Pizza equipment maker seeks site for expansion
Lloyd Industries looks to double work force, add new manufacturing shiftSeptember 14th, 2001
Lloyd Industries Inc., of Spokane, is looking to relocate to a larger facility here and has begun hiring to establish a second shift. It also expects to double its current small workforce within the next 10 months.
The company, which designs, manufactures, and distributes precision-engineered pizza equipment and custom-made metal products, is outgrowing its 10,000-square-foot quarters and is looking to purchase a replacement building of at least twice that size, says John Crow, Lloyd Industries president.
Crow says his ultimate goal is to purchase a site that would allow for the construction of a 40,000-square-foot structure to house the companys manufacturing operations and headquarters, which currently are located at 2825 N. Hogan. In the interim, however, Crow says the company might move into a larger building and will hire as many as eight or nine new manufacturing employees for a second shift. He says Lloyd likely will double its current workforce of 16 by adding a like number of employees in manufacturing, marketing-sales, engineering, and administrative support by mid-2002.
Company sales have grown from slightly less than $1 million in 1997 to a projected $3 million this year, Crow says.
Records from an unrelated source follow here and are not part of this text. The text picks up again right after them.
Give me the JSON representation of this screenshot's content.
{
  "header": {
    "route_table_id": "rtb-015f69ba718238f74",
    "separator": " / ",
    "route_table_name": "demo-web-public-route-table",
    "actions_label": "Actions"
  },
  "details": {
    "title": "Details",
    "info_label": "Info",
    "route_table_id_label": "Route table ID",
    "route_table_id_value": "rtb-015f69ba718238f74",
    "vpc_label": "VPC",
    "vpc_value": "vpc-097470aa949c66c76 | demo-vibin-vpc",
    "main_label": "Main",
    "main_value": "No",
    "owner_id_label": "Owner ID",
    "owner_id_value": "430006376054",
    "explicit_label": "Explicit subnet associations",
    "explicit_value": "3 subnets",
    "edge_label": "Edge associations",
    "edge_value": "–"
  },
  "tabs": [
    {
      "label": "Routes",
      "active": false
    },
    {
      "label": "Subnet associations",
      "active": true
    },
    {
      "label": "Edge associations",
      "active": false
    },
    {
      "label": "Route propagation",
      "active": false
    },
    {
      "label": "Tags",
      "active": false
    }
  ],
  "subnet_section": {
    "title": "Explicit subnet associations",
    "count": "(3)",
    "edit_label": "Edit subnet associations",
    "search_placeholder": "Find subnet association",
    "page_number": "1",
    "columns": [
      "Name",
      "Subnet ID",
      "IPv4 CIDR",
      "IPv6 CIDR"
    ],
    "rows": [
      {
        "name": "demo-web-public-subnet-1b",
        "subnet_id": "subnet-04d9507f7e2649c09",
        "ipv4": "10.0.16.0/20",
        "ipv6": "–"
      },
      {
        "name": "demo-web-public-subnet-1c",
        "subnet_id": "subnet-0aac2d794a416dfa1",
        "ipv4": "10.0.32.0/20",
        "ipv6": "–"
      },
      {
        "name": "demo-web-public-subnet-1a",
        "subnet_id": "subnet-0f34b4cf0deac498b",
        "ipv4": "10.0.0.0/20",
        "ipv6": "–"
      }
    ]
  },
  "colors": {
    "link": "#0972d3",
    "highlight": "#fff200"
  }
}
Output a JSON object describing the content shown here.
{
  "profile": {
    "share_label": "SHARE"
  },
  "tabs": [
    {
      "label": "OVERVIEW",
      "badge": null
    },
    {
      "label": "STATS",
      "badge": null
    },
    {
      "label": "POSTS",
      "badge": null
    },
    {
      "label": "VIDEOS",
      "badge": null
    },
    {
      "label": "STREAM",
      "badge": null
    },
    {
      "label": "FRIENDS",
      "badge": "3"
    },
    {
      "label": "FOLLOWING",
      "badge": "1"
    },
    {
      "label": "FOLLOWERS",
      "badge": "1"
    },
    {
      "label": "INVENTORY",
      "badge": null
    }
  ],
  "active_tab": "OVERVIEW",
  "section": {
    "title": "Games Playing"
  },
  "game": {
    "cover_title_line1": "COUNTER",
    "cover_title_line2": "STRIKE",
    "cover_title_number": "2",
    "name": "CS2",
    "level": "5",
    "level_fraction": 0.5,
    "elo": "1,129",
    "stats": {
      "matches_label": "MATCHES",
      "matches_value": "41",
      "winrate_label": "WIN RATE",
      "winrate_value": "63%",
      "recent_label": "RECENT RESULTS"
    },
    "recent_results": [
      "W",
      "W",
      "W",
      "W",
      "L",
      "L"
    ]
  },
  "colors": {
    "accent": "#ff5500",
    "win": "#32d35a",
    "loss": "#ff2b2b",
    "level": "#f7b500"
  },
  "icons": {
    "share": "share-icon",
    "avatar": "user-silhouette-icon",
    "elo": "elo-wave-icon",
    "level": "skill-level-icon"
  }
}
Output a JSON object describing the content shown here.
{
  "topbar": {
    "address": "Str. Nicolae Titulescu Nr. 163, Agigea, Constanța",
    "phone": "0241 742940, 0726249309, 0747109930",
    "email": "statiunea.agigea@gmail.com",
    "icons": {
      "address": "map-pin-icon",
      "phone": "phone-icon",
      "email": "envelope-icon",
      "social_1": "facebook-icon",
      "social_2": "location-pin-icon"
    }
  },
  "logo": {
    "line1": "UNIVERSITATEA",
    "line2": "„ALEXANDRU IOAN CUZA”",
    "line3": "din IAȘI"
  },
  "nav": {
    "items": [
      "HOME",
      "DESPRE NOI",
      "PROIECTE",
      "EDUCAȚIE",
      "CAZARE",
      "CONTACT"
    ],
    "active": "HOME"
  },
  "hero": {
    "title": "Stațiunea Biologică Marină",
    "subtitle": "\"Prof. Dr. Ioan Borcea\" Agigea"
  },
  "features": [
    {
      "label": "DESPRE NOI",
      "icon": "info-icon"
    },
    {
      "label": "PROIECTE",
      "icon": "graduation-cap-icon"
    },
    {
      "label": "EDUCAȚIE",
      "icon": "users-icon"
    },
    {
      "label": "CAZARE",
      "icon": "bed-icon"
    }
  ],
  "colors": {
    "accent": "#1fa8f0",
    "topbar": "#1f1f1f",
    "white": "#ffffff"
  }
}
The company derives the majority of its revenues from the sale of a line of aluminum pans and other pizza-making equipment to pizza restaurants, including franchises such as Godfathers Pizza, Roundtable Pizza, and Dominos Pizza. Crow says that Lloyd Industries also has begun custom designing and manufacturing products for high-tech and other non-pizza-related applications.
He says he has been working with the Spokane Area Economic Development Council in hopes of utilizing Spokanes recent state designation as a community empowerment zone to assist in the expansion of his business. Under a contract with the city, the EDC is the contact for information about the zone and will assist companies in applying for the tax incentives that come with that designation.
Crow views the opportunity to take advantage of sales- and use-tax deferrals and tax credits for hiring residents of the empowerment zone as strong incentives to keep Lloyd Industries within the zone. He adds, however, that it might not be possible to find a site there.
The area included in the zone lies roughly between the eastern and the western city limits and stretches from Francis Avenue on the north into the vicinity of the near South Hill.
Wed need about a 2 1/2-acre parcel to build on, and its hard to find a site of that size zoned for manufacturing within the boundary of the empowerment zone, he says.
Crow, who runs Lloyd Industries with his son, Rob, moved the business from San Diego to Spokane in 1994. At that time, his company had only two pizza-industry customers and one machine.
Lloyd manufactures primarily aluminum and stainless steel products, many of which are produced with a computer-aided, spinning-lathe process, says Crow. It now also uses computer-assisted design in product development and most of its production is digitally controlled.